| Instructions for the task |
Read the records below. Copy each line where the string "through" occurs.

| Data extracts |
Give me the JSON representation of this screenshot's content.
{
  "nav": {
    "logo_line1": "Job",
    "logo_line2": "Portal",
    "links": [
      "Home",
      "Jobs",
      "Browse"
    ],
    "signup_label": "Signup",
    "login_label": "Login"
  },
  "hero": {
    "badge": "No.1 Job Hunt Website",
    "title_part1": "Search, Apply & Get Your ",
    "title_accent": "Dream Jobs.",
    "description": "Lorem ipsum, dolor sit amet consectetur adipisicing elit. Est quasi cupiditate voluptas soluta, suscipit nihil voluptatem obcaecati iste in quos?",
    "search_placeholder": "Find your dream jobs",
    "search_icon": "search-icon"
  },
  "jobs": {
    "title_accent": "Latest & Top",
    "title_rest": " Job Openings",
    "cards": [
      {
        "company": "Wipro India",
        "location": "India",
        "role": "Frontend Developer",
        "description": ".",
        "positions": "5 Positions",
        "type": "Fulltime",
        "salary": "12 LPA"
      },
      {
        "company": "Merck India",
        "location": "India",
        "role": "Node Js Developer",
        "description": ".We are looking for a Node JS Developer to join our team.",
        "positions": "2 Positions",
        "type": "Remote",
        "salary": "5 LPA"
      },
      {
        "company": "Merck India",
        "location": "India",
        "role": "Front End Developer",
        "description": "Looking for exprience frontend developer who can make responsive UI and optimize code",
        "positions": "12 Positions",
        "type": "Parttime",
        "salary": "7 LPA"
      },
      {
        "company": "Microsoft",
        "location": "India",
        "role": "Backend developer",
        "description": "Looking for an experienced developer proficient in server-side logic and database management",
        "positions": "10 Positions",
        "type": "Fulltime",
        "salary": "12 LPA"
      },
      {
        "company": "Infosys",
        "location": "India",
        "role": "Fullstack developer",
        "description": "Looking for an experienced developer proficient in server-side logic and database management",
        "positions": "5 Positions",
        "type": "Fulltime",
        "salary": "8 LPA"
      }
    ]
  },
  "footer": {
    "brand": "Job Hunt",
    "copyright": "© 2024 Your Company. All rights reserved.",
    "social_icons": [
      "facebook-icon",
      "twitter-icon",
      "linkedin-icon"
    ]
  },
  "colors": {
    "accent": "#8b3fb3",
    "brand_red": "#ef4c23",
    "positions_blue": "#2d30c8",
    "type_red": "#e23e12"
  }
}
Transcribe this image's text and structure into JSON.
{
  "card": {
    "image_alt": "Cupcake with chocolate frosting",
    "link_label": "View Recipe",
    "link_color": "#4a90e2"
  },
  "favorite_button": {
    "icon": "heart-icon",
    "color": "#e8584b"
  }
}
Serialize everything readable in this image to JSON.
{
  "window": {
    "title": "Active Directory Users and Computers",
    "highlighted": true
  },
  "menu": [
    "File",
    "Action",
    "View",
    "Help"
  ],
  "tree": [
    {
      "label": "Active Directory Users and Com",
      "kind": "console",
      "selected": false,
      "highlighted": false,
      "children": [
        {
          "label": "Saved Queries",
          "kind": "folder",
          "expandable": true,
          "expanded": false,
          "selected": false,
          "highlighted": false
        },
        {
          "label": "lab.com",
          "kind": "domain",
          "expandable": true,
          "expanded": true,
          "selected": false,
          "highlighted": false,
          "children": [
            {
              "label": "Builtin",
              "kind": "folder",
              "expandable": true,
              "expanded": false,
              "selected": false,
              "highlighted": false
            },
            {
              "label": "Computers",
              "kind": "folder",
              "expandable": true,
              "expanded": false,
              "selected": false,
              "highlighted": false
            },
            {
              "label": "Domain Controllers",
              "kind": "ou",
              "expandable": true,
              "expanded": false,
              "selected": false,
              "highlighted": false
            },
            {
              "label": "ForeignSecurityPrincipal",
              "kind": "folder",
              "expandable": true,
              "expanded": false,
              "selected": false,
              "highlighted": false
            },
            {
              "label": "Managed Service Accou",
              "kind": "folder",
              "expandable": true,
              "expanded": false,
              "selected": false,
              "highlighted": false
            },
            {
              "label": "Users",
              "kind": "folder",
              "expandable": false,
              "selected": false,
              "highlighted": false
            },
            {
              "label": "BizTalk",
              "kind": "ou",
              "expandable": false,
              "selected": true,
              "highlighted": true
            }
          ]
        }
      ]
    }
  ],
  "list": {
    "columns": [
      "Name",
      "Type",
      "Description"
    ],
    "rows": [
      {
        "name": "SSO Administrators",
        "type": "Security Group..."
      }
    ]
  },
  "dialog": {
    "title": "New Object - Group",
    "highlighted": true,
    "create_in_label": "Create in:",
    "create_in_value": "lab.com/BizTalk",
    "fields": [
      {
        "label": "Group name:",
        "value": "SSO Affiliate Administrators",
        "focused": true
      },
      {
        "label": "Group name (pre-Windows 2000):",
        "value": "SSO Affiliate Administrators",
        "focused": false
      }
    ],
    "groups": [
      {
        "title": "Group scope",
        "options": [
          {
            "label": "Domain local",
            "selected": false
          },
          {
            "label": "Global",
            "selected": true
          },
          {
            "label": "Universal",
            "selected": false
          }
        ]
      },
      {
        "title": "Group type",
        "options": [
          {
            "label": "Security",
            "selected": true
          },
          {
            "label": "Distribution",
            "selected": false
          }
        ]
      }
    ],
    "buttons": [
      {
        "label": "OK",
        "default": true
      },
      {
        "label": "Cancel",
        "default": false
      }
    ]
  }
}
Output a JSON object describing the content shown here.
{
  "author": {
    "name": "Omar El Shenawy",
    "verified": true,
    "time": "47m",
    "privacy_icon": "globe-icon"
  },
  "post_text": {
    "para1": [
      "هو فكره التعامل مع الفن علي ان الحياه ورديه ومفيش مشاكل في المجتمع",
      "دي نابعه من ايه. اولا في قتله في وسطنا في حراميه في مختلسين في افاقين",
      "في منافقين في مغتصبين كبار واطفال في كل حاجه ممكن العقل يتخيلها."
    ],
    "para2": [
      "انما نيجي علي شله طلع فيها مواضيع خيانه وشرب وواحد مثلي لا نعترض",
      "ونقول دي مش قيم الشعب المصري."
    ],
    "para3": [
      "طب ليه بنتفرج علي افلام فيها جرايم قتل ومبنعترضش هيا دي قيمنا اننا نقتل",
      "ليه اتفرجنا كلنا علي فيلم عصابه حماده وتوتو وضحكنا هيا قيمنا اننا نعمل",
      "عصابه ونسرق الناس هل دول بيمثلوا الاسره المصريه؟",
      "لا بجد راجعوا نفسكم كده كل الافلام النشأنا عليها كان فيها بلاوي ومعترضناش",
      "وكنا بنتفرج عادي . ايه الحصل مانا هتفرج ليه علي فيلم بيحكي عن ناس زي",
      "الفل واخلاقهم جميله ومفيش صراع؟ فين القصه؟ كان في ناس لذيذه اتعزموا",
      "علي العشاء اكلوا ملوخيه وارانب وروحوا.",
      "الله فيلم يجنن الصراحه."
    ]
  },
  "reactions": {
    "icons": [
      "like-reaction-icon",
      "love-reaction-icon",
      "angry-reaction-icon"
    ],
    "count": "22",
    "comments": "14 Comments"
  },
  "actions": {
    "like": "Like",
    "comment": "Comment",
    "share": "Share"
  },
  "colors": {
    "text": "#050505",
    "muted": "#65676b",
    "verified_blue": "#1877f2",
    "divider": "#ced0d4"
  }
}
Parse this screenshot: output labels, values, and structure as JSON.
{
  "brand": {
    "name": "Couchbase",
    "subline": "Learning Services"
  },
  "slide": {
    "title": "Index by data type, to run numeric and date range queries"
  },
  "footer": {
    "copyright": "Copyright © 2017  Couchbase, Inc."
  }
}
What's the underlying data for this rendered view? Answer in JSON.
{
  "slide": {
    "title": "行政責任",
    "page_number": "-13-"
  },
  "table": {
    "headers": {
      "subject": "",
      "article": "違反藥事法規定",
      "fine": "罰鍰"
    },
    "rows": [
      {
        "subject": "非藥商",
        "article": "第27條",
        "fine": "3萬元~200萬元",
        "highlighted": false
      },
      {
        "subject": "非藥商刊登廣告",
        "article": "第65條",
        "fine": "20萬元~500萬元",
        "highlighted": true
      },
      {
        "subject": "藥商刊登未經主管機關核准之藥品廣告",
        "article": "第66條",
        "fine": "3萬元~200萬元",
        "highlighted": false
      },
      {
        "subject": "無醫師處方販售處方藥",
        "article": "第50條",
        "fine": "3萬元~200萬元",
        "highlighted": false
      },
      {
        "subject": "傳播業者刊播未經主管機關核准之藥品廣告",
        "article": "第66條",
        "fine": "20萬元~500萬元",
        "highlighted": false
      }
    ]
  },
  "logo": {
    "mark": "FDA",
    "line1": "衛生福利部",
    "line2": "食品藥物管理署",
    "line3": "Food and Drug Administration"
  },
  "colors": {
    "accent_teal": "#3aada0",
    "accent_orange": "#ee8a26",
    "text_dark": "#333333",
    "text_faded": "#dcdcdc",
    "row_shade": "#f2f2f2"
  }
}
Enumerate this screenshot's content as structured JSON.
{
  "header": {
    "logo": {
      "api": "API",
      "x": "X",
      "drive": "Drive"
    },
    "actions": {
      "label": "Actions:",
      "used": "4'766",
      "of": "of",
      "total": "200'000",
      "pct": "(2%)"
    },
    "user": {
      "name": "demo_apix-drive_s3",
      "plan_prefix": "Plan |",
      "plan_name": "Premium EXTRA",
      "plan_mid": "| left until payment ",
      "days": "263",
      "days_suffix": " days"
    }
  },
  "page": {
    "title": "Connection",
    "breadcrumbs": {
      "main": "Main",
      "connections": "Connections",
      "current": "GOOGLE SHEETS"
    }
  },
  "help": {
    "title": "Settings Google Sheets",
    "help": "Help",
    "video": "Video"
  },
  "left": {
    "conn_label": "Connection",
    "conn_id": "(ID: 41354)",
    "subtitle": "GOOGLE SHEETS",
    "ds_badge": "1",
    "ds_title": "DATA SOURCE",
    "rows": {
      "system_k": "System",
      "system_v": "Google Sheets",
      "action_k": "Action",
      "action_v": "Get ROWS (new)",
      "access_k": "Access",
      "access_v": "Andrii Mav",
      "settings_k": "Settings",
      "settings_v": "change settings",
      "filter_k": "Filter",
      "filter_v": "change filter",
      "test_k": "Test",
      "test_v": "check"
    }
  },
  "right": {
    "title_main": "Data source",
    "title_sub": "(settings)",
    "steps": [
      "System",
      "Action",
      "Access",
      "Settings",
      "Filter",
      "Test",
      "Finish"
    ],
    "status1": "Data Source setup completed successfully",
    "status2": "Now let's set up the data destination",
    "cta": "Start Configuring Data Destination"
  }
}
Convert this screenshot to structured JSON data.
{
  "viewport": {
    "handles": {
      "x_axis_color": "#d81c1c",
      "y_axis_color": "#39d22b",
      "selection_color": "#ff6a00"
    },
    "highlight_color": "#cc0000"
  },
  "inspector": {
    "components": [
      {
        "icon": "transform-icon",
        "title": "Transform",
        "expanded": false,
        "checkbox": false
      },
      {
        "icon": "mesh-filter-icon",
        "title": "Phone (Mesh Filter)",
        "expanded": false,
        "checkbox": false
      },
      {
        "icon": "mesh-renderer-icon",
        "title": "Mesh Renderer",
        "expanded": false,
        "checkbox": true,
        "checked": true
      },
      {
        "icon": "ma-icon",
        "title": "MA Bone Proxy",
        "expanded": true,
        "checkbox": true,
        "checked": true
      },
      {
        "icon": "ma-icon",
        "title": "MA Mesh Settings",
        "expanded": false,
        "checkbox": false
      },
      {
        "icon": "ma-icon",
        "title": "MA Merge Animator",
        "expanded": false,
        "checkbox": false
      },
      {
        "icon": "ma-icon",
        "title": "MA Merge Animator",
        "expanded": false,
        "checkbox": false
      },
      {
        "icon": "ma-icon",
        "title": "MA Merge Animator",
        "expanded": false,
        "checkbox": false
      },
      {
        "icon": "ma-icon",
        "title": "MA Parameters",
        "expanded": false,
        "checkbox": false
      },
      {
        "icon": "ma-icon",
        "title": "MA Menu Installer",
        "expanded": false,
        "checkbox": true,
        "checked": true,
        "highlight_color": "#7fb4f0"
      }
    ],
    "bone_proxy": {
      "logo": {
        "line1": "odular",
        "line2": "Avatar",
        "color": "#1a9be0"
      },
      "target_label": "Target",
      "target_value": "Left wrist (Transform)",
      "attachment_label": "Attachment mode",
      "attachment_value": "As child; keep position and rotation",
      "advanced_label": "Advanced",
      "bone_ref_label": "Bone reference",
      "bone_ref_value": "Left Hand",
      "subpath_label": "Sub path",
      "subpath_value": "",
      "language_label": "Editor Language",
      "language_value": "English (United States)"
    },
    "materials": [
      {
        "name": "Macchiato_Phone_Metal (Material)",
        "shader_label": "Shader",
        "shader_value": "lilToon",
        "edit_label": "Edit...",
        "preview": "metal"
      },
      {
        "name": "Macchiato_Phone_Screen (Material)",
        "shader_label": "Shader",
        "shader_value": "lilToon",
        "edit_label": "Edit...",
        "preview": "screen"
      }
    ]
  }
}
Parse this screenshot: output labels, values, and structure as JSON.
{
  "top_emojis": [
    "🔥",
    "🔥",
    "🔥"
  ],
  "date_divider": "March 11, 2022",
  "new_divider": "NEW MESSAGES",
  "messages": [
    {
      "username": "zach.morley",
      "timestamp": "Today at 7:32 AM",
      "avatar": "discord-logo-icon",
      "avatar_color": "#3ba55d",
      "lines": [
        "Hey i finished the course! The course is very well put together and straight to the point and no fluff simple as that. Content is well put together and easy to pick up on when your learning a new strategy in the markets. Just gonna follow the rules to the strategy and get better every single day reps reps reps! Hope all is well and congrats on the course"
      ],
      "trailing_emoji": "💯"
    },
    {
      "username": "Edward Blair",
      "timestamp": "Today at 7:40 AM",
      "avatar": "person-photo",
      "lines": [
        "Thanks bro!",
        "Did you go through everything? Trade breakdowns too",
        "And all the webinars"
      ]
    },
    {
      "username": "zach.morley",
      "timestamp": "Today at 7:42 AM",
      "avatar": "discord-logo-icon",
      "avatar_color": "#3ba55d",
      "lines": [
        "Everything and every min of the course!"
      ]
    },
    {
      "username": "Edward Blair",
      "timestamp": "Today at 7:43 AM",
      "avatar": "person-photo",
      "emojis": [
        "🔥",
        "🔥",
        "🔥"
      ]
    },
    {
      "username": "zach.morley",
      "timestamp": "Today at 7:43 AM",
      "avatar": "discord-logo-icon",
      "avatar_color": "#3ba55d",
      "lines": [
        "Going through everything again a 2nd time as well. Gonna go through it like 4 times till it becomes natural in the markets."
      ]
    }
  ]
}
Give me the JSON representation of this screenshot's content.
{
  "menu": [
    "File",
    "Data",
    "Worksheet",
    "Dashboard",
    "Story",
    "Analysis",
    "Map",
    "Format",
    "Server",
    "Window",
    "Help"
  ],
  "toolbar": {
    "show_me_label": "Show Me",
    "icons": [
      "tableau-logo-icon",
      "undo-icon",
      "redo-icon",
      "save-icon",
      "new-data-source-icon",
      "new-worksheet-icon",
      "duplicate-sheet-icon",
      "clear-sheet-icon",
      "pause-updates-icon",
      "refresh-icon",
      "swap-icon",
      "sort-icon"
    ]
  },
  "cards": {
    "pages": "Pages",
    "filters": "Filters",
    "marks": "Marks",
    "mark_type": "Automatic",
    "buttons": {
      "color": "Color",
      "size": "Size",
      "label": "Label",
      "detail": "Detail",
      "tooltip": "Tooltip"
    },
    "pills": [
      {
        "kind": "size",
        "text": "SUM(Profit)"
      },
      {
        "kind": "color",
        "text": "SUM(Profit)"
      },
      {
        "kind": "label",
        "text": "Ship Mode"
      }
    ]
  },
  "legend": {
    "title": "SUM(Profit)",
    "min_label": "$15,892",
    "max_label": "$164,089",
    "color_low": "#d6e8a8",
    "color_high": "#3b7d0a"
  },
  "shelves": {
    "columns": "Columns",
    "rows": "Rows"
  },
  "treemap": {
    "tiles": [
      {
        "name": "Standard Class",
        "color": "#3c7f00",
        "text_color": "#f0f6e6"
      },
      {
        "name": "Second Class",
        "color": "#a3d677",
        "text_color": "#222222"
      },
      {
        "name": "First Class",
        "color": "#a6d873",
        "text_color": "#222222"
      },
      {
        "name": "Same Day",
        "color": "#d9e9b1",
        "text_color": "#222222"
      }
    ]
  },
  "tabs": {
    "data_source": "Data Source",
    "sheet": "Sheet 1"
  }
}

| Exercise result |
        "Did you go through everything? Trade breakdowns too",
        "Going through everything again a 2nd time as well. Gonna go through it like 4 times till it becomes natural in the markets."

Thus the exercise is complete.